Julie Levesque | 1 June 2016
In 1965, the United States and the UK were competing to sell war planes to Saudi Arabia. In order to get the lucrative contract, a « commission » had to be paid to members of the Saudi government.
The history of this colossal deal is recounted in a 1999 BBC documentary, The Mayfair Set. Four Stories about the Rise of Business and the Decline of Political Power. The first episode is titled Who Pays Wins.
The voice over images of the Queen of England and the Saudi King shaking hands and parading the streets of London to celebrate the historic deal explains: “December 1965, the Saudis announced they would buy the British planes. The bribes had worked. It was the biggest export dealing in Britain’s history and King Faizal came on a state visit to celebrate.“
Lord Caldecote, the director of the military aeroplanes manufacturer English Electric explained this blatant corruption in those words: paying a commission to Saudi officials in order to obtain a contract is a cultural thing, just like having many wives. In other words, the Saudis have different customs, and paying bribes is not a form of corruption. It is just the Saudi way of doing business.
Almost 50 years later, in 2014, Canada was just like the UK signing its biggest export contract of all time, a 15-year arms deal worth $15 billion. A Crown corporation, the Canadian Commercial Corporation, negotiated and signed the contract. The armoured vehicles will be supplied by General Dynamics, based in London Ontario.
Knowing the Saudi « customs », which have not evolved much for the past 50 years, Canadians have every right to wonder if the Canadian government offered bribes to the Saudi royal family in order to obtain the most important contract of its history.
In 1965, the sale of British war planes to Saudi Arabia was closed as a war was raging in Yemen, where Nasser’s Egypt backed the republican Yemenites who were fighting against the royalist forces supported by Saudi Arabia. The British planes were instrumental in driving the Egyptians out of Yemen, reasserting British control over important trade routes and protecting the Saudi influence in the region.

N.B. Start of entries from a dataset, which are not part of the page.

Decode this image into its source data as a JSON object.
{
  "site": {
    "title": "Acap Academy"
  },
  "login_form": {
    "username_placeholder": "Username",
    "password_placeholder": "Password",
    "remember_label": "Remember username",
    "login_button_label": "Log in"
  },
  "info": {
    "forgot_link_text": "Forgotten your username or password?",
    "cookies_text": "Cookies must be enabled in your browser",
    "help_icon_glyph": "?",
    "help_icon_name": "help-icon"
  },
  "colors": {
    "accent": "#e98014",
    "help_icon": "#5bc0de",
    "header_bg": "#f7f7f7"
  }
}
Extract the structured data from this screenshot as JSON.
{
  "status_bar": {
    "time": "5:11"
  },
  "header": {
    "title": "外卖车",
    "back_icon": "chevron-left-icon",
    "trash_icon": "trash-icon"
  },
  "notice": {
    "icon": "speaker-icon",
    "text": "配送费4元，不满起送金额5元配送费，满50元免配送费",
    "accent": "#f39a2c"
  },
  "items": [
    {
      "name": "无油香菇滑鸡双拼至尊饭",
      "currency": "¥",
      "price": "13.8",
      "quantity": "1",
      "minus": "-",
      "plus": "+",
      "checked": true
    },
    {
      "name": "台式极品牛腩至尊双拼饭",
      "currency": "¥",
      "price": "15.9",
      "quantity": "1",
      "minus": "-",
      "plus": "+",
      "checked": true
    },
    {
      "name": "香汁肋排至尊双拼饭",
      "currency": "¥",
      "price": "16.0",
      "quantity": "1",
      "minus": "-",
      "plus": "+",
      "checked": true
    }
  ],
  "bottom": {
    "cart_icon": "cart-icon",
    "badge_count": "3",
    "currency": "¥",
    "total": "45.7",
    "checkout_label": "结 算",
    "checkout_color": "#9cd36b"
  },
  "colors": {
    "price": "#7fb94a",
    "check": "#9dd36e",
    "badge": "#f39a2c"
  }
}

In 2014, while Canada was concluding its sale of armoured vehicles to the Saudi kingdom, a war broke out in Yemen involving, once more, Saudi Arabia.
On March 27 2015, the then Minister of Foreign Affairs Rob Nicholson voiced the support of the Canadian government for the U.S.-Saudi war in Yemen: “Canada supports the military action by Saudi Arabia and its Gulf Cooperation Council [GCC] partners and others to defend Saudi Arabia’s border and to protect Yemen’s recognized government at the request of the Yemeni president.”
In this history that repeats itself, one can seriously doubt the saying “other times, other customs.” The BBC documentary shows how the historic British deal in 1965 was “the beginning of the modern arms trade with the Middle East which has grown to dominate Britain’s economy.” The deal also gave rise to a blooming trade in other economic sectors, such as the construction business, opening a foreign market for British contractors.
According to the Globe and Mail:
Stephen Harper’s Conservative government made Saudi Arabia’s “emerging market” a priority as part of a foreign policy that focused on international trade and business. Ottawa made careful diplomatic overtures to Riyadh in the years before the 2014 arms deal, according to Saudi government documents made public last year by Wikileaks. The Saudis, in turn, made their own investments in Canada, such as donating hundreds of thousands of dollars to expand private Islamic schools in this country.
The Harper government lobbied hard for the arms deal, which was brokered by a federal Crown corporation, Canadian Commercial Corp. Canada beat French and German companies to get the contract. Ed Fast, then the federal trade minister, touted the deal in February, 2014, as a triumph for Canada’s economic diplomacy.” (The Saudi arms deal: What we’ve learned so far, and what could happen next, The Globe and Mail, May 24, 2016)
The Trudeau government, which initially declared it “didn’t approve” the contract and was simply refusing to terminate it, actually approved the remaining export permits. Thus, this deal was approved by both the Harper and Trudeau governments.
How did Canada beat the French and German companies? Did the Conservatives and the Liberals offer and/or secure bribes to Saudi officials in order to obtain this historic sale, thereby helping to maintain the influence of the most repressive, misogynist regime in the Middle East, which, by the way, is also responsible for training and financing terrorism which Canada is allegedly fighting at home and abroad?
An inquiry into this largely secret arms deal is needed.